A life on the open road, riding your hog, is one of those Easy Rider-inspired fantasies that most males over a certain age would give their hind teeth for. Cruising across North America's interstate highways with nothing but the empty countryside and a wide ribbon of tarmac stretching out in front of you, it's a simple dream.
It's not a dream you're going to live out in Moto Racing Fever, however, despite initial appearances from the screenshots. But equally, this game offers much more than a road to nowhere.
Following the story of the pun-tastic Sam Petrol, Moto Racing Fever sees you trying to join a group of racers known as the 'Racing Fever Motorcycle Club'. As is always the way, the group has no problem with you joining – but only if you prove yourself by taking part in nine races against different members of the club. There's one stipulation: if you lose a race, you'll lose your bike.
It's not the most impressive of stories but, to be honest, it doesn't need to be, as it's not particularly important. All we really care about here is the racing and, thankfully, Moto Racing Fever doesn't disappoint.
Your quest to join the club will see you burning through several major US cities, including New York, Washington, and San Francisco, over three chapters of the story. Each of these locations is epitomised by a series of distinctive landmarks you'll race past, and tracks are kept entertaining by the use of tunnels, bridges and other changes of scenery that force you to think on your toes.
Each track is incredibly busy, and you'll be weaving your bike in and out of traffic every second, as your perfect racing line suddenly gets blocked thanks to an inconsiderate driver. You'll find yourself riding against up to three opponents in each race, and winning is a real challenge, not least because of the amount of obstacles the game presents to you. The sheer number of vehicles on the road, when combined with the amount each track curves, dips and dives, will keep your heart pounding and your bike weaving, as you never know what's around the next corner.
Your bike will automatically accelerate for you, as is becoming the norm in mobile racers. However, it's with this mechanism that we have our only real gripe. Racing down streets full of busy traffic isn't easy on the best of days, let alone when you have no way of braking to avoid things. It's somewhat disappointing then that the developer doesn't give you slightly more control over the speed of your vehicle. This would have provided much more freedom of movement, though it's a niggle that can be overlooked, thanks to the rest of the quality on offer here.
Graphically, Moto Racing Fever is excellent. Coaxing some impressive 3D-effect visuals out of ageing handsets, courses are laden with slopes, roadside objects and other cars. Racing across a suspension bridge in New York is particularly exciting, as you dart from side to side on your nimble bike, huge pillars flashing alongside you. The overall presentation is of an equally high standard, with everything from the storyline to the in-game menus of the first rank.
After the disappointing Racing Fever GT, we'll admit we weren't expecting much from Moto Racing Fever. We found the former uninteresting and repetitive. It just goes to show you can't judge a book by its cover, as although both games have been published and developed by the same team, the results could not be more different. Where Racing Fever GT failed, Moto Racing Fever manages to hit all the right buttons, providing interesting action that's as good to play as it is to look at.

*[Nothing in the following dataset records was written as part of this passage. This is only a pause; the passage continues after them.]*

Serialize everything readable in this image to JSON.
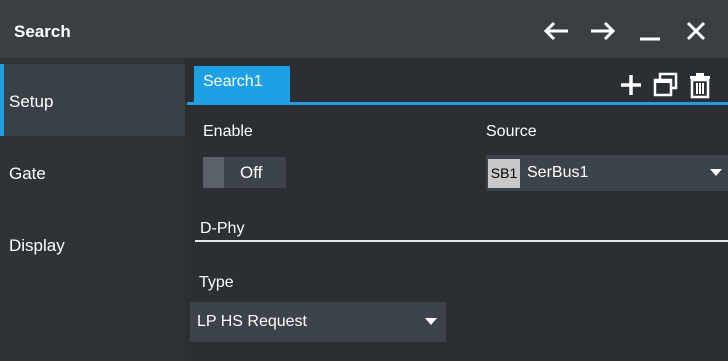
{
  "window": {
    "title": "Search",
    "buttons": [
      "arrow-left-icon",
      "arrow-right-icon",
      "minimize-icon",
      "close-icon"
    ]
  },
  "sidebar": {
    "items": [
      {
        "label": "Setup",
        "active": true
      },
      {
        "label": "Gate",
        "active": false
      },
      {
        "label": "Display",
        "active": false
      }
    ]
  },
  "tabs": {
    "active": "Search1",
    "tools": [
      "add-icon",
      "duplicate-icon",
      "delete-icon"
    ]
  },
  "form": {
    "enable_label": "Enable",
    "enable_value": "Off",
    "source_label": "Source",
    "source_badge": "SB1",
    "source_value": "SerBus1",
    "section_title": "D-Phy",
    "type_label": "Type",
    "type_value": "LP HS Request"
  },
  "colors": {
    "accent": "#1ea0e6",
    "background": "#2b2f33",
    "titlebar": "#3a3f44"
  }
}
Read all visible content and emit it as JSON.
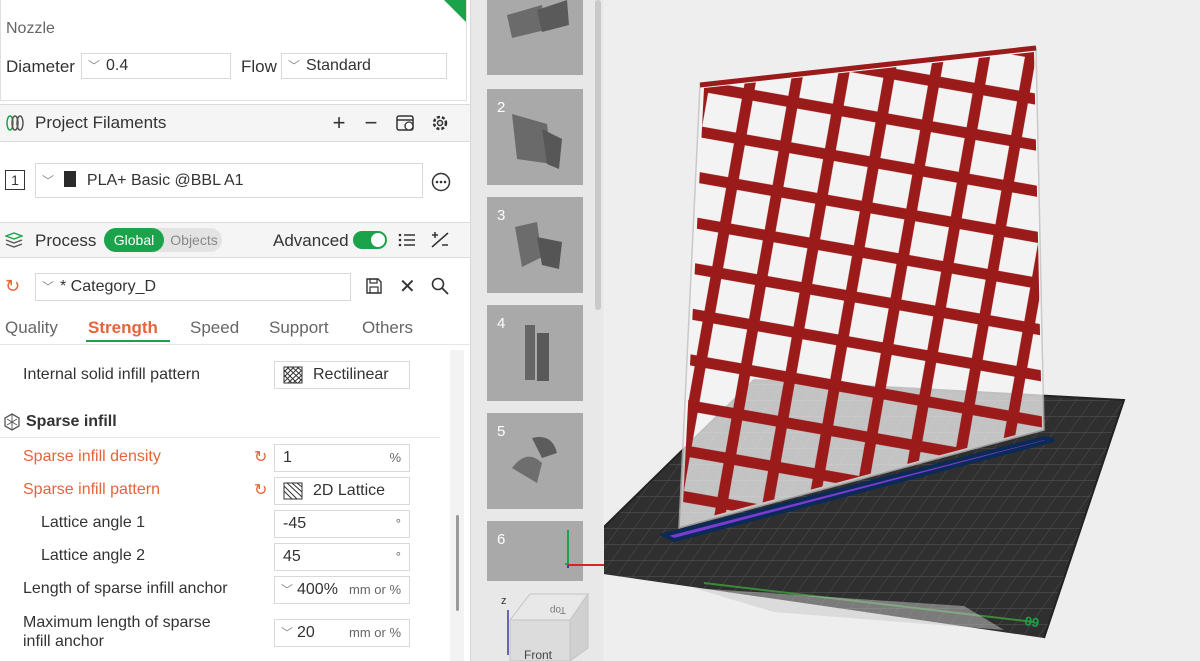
{
  "nozzle": {
    "title": "Nozzle",
    "diameter_label": "Diameter",
    "diameter_value": "0.4",
    "flow_label": "Flow",
    "flow_value": "Standard"
  },
  "filaments": {
    "title": "Project Filaments",
    "slot_index": "1",
    "filament_name": "PLA+ Basic @BBL A1",
    "filament_color": "#2a2a2a"
  },
  "process": {
    "title": "Process",
    "global_label": "Global",
    "objects_label": "Objects",
    "advanced_label": "Advanced",
    "preset": "* Category_D",
    "tabs": [
      "Quality",
      "Strength",
      "Speed",
      "Support",
      "Others"
    ],
    "active_tab": "Strength"
  },
  "settings": {
    "internal_pattern_label": "Internal solid infill pattern",
    "internal_pattern_value": "Rectilinear",
    "sparse_infill_title": "Sparse infill",
    "density_label": "Sparse infill density",
    "density_value": "1",
    "density_unit": "%",
    "pattern_label": "Sparse infill pattern",
    "pattern_value": "2D Lattice",
    "lattice1_label": "Lattice angle 1",
    "lattice1_value": "-45",
    "lattice2_label": "Lattice angle 2",
    "lattice2_value": "45",
    "degree_unit": "°",
    "anchor_label": "Length of sparse infill anchor",
    "anchor_value": "400%",
    "anchor_unit": "mm or %",
    "max_anchor_label_1": "Maximum length of sparse",
    "max_anchor_label_2": "infill anchor",
    "max_anchor_value": "20",
    "max_anchor_unit": "mm or %"
  },
  "thumbnails": [
    "2",
    "3",
    "4",
    "5",
    "6"
  ],
  "viewport": {
    "axis_z": "z",
    "cube_front": "Front",
    "cube_top": "Top",
    "plate_number": "09"
  },
  "colors": {
    "accent_green": "#1aa34a",
    "modified_orange": "#e5643a",
    "lattice_red": "#9b1a1a",
    "plate_dark": "#2f2f2f"
  }
}
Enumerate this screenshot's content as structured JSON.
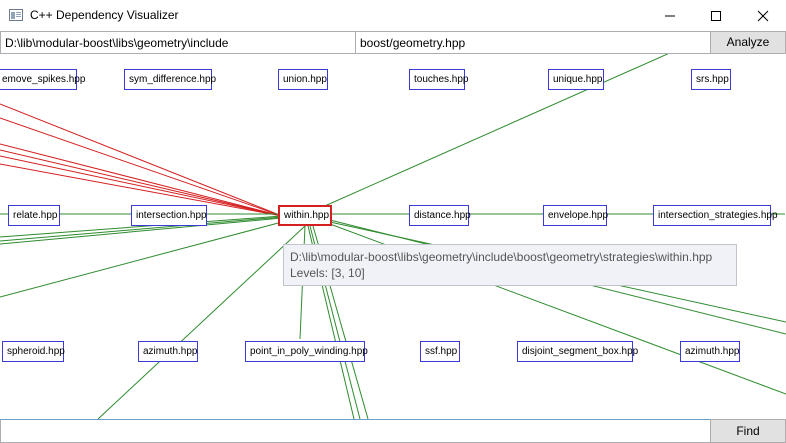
{
  "window": {
    "title": "C++ Dependency Visualizer"
  },
  "toolbar": {
    "path_value": "D:\\lib\\modular-boost\\libs\\geometry\\include",
    "file_value": "boost/geometry.hpp",
    "analyze_label": "Analyze"
  },
  "graph": {
    "selected": "within.hpp",
    "nodes": [
      "emove_spikes.hpp",
      "sym_difference.hpp",
      "union.hpp",
      "touches.hpp",
      "unique.hpp",
      "srs.hpp",
      "relate.hpp",
      "intersection.hpp",
      "within.hpp",
      "distance.hpp",
      "envelope.hpp",
      "intersection_strategies.hpp",
      "spheroid.hpp",
      "azimuth.hpp",
      "point_in_poly_winding.hpp",
      "ssf.hpp",
      "disjoint_segment_box.hpp",
      "azimuth.hpp"
    ],
    "colors": {
      "node_border": "#3b3bd6",
      "selected_border": "#d42020",
      "include_edge": "#d42020",
      "dependent_edge": "#2e8b2e"
    }
  },
  "tooltip": {
    "path": "D:\\lib\\modular-boost\\libs\\geometry\\include\\boost\\geometry\\strategies\\within.hpp",
    "levels": "Levels: [3, 10]"
  },
  "find": {
    "value": "",
    "button_label": "Find"
  }
}
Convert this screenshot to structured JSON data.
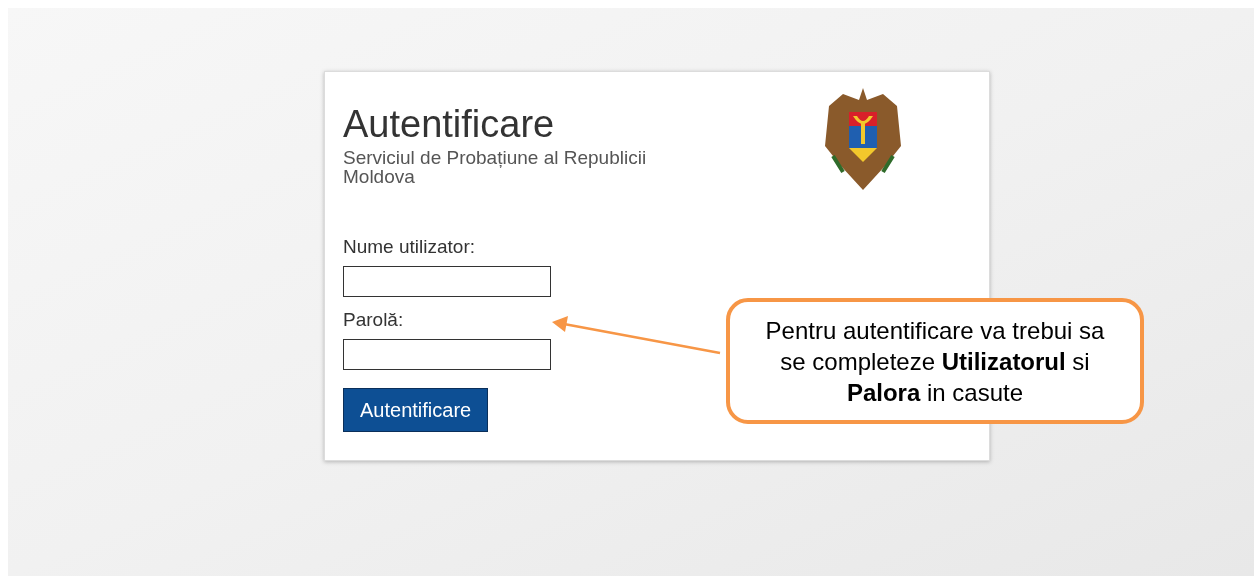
{
  "login_card": {
    "title": "Autentificare",
    "subtitle": "Serviciul de Probațiune al Republicii Moldova",
    "fields": [
      {
        "label": "Nume utilizator:"
      },
      {
        "label": "Parolă:"
      }
    ],
    "submit_button": "Autentificare"
  },
  "callout": {
    "text": "Pentru autentificare va trebui sa se completeze **Utilizatorul** si **Palora** in casute"
  }
}
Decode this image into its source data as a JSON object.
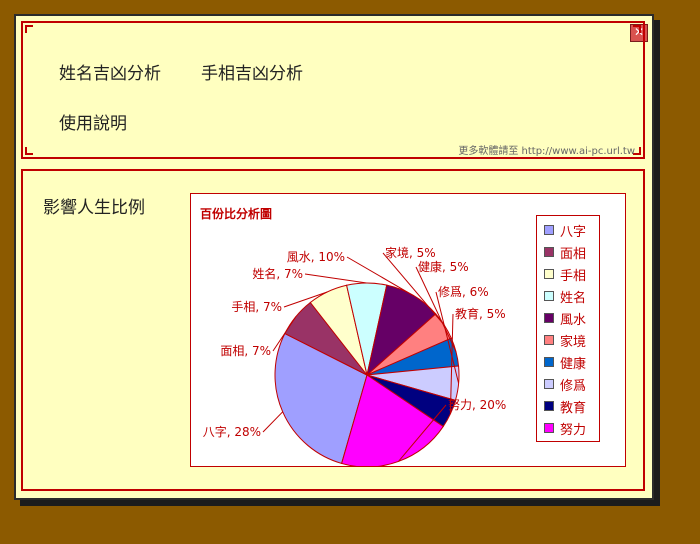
{
  "nav": {
    "name_analysis": "姓名吉凶分析",
    "palm_analysis": "手相吉凶分析",
    "instructions": "使用說明",
    "footer": "更多軟體請至 http://www.ai-pc.url.tw"
  },
  "section_title": "影響人生比例",
  "chart_data": {
    "type": "pie",
    "title": "百份比分析圖",
    "slices": [
      {
        "label": "八字",
        "value": 28,
        "display": "八字, 28%",
        "color": "#9f9fff"
      },
      {
        "label": "面相",
        "value": 7,
        "display": "面相, 7%",
        "color": "#993366"
      },
      {
        "label": "手相",
        "value": 7,
        "display": "手相, 7%",
        "color": "#ffffcc"
      },
      {
        "label": "姓名",
        "value": 7,
        "display": "姓名, 7%",
        "color": "#ccffff"
      },
      {
        "label": "風水",
        "value": 10,
        "display": "風水, 10%",
        "color": "#660066"
      },
      {
        "label": "家境",
        "value": 5,
        "display": "家境, 5%",
        "color": "#ff8080"
      },
      {
        "label": "健康",
        "value": 5,
        "display": "健康, 5%",
        "color": "#0066cc"
      },
      {
        "label": "修爲",
        "value": 6,
        "display": "修爲, 6%",
        "color": "#ccccff"
      },
      {
        "label": "教育",
        "value": 5,
        "display": "教育, 5%",
        "color": "#000080"
      },
      {
        "label": "努力",
        "value": 20,
        "display": "努力, 20%",
        "color": "#ff00ff"
      }
    ],
    "legend": [
      "八字",
      "面相",
      "手相",
      "姓名",
      "風水",
      "家境",
      "健康",
      "修爲",
      "教育",
      "努力"
    ],
    "legend_position": "right"
  }
}
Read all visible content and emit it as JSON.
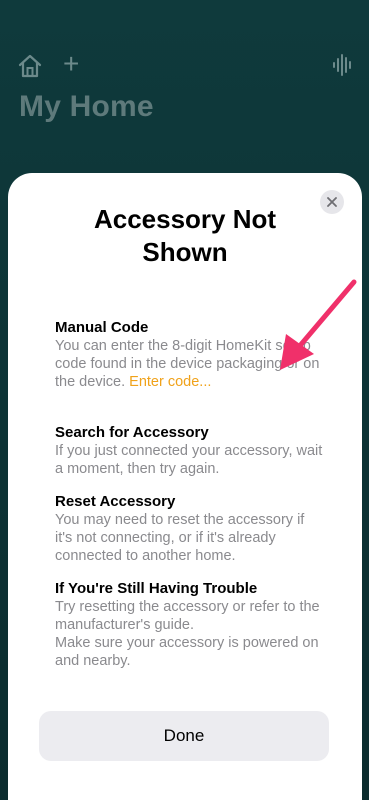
{
  "background": {
    "title": "My Home",
    "add_symbol": "+"
  },
  "sheet": {
    "title": "Accessory Not Shown",
    "sections": [
      {
        "heading": "Manual Code",
        "body": "You can enter the 8-digit HomeKit setup code found in the device packaging or on the device.",
        "link": "Enter code..."
      },
      {
        "heading": "Search for Accessory",
        "body": "If you just connected your accessory, wait a moment, then try again."
      },
      {
        "heading": "Reset Accessory",
        "body": "You may need to reset the accessory if it's not connecting, or if it's already connected to another home."
      },
      {
        "heading": "If You're Still Having Trouble",
        "body": "Try resetting the accessory or refer to the manufacturer's guide.",
        "body2": "Make sure your accessory is powered on and nearby."
      }
    ],
    "done_label": "Done"
  },
  "colors": {
    "link": "#f0a21a",
    "annotation_arrow": "#f0306a",
    "background": "#0f3a3c"
  },
  "icons": [
    "home-icon",
    "plus-icon",
    "waveform-icon",
    "close-icon",
    "arrow-annotation"
  ]
}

With impressive graphics, addictive gameplay, and a sense of speed that's unrelenting, Moto Racing Fever is a game that can be enjoyed by anyone. With 27 races to complete and a storyline tying them all together, it's a game you won't get bored of soon, and a game we heartily recommend.